Eurogamer Expo preview: Nintendo’s premier franchise finally enters the HD era with NEW SUPER MARIO BROS. U, but with 2D Mario games ten-a-penny recently, does this Wii U outing do enough to merit your consideration? We went hands-on with the game to find out.
I like to pretend that I’m not a graphics whore, that I’m above being impressed by such superficialities, but, well, I’d be lying. I’m the guy who marvelled at my TV screen when the first Gears of War hit, who piled graphical upgrade mods onto Oblivion until they brought my PC to its knees, who whopped every setting in Battlefield 3‘s visual options to Stupidly High, then stood in the middle of a field going “ooohh” while the battle raged about me at a single digit framerate. I like shiny.
Talking about graphical whoring while discussing a 2D platformer – by Nintendo of all people – may seem a touch odd, but it’s the glossy HD-ness of New Super Mario Bros. U that is the game’s defining characteristic. The underlying game design remains, bar the odd tweak here and there, unchanged from the previous entries in Nintendo’s revitalised sidescrolling series, but the increase in resolution and sheer oomph of the Wii U breathe new life into even the most familiar of Mario tropes.

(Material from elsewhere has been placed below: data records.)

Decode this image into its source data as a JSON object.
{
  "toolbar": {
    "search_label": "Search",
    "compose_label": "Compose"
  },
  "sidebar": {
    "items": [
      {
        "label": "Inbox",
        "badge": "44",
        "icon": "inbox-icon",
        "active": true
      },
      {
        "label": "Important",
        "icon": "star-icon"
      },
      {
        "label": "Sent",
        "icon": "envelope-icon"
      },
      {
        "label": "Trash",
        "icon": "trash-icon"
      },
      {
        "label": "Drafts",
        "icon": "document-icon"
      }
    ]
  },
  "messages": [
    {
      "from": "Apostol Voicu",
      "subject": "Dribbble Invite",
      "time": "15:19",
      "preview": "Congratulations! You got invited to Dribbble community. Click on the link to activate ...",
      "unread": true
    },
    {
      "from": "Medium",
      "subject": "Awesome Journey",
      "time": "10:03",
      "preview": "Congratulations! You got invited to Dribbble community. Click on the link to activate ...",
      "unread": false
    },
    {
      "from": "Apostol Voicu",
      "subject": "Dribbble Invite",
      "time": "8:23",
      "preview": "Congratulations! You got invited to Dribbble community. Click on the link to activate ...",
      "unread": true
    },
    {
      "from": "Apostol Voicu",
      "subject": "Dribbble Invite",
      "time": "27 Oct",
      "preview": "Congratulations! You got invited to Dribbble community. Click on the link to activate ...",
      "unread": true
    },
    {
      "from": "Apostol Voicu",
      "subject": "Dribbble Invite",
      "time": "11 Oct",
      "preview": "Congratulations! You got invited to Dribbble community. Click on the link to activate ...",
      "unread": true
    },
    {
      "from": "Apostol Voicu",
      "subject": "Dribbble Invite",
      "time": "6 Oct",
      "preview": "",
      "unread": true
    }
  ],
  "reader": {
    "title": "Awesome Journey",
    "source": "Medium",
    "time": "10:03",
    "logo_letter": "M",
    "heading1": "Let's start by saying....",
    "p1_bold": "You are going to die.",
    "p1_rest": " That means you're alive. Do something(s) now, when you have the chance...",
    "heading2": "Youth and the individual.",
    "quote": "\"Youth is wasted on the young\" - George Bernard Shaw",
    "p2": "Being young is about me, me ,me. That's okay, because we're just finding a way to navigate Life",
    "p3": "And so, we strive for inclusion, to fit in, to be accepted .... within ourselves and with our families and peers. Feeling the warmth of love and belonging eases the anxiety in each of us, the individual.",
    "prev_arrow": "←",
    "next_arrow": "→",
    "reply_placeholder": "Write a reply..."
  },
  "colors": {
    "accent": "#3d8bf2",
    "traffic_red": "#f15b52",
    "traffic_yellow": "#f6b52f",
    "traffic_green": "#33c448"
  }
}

All the fundamentals of the Super Mario Bros. visual language remain in place. The Goombas, the Koopas, the verdant grass, ravenous Piranha Plants, the green pipework, and tilting platforms: all benefit from the new makeover. Even the bricks – the bricks, for chris’sake – suddenly look anew, sharply defined chunkiness that explode into splinters to reveal the glistening golden metal beneath when you give them the classic Mario headbutt as you pass.
The game’s first three worlds were on show at the Eurogamer Expo, and exploring each was a symphony for the eyes. The opener Acorn Plains is, as is traditional in Mario titles, a pastoral woodland bedecked with shrubs and flowers, while in the distance harshly slanted mountains lie cloaked by clouds. But it’s the second world, Layer Cake Desert, that ups the eye candy, fusing together the sandy deserts that were a standout in the original DS New Super Mario Bros. with platforms conjured from creamy ice cream and spongy cake. It’s like the Arabian Nights meets Hansel and Gretel. Frosted Glacier, the last of the three worlds that were playable, is equally beautiful, starlight reflecting off and refracted through its icy snowscape.
That familiar feeling
The reason I’m concentrating on the sumptuous visuals is because if you played New Super Mario Bros. on the DS, or the Wii, or the 3DS, then you know exactly what game you’re getting. That’s not in itself a bad thing: Miyamoto and his team created some form of gaming alchemy back in the 1980s that means it’s nigh-on impossible to make a bad 2D Mario game. But with them now coming out at such a regular rate, fatigue may well be an issue for some.
The tweaks to the formula are relatively minor. Super Mario World rather than Super Mario Bros. 3 is the core inspiration this time round, with New Super Mario Bros. U sporting a similar all-encompassing world map to the former, as well as the return of Baby Yoshis from the 1992 SNES classic. The magenta Balloon Baby Yoshis were on particular show in Acorn Plains, requiring holding the A button on the Wii Remote to grab one and then a vigourous shake of the motion controller to puff it out and use it to traverse the map. A similar new addition is the Flying Squirrel Suit, which enables the player to glide and grab on to walls, and the levels have plenty of hidden verticality in their design to take advantage of these new aerial routes.
The Wii U-centric innovations are the ability to play as your Mii in place of one of the Mario pantheon, and, of course, the inclusion of a fifth player in co-op using the GamePad’s touchscreen. After the thoughtful use of asymmetric gameplay in Rayman Legends, the GamePad features feel uninspired by comparison in New Super Mario Bros. U, with the touchscreen player able to stun enemies and conjure additional blocks onto the screen but little else. The potential for griefing your partners with the latter ability may add some spice to multiplayer sessions though.
The game’s HD beauty does come at a price once five players and a second screen are added to the mix. During our multiplayer play session, serious slowdown was evident in both framerate and scrolling, making platforming itself something of a lottery. As always, judgements shouldn’t be made on what amounts to preview code, but plenty of optimisation work will need to be done before the game’s launch, and it certainly will be knowing Nintendo’s scrupulous attention to detail.
It’s a Mario game, it’s a launch title for a new Nintendo console, and it’s in HD. Whether that’s enough will be entirely down to how exciting you find each of those three factors.
New Super Mario Bros. U, from Nintendo, will be released on November 18th in the US and the 30th in the UK for the Wii U.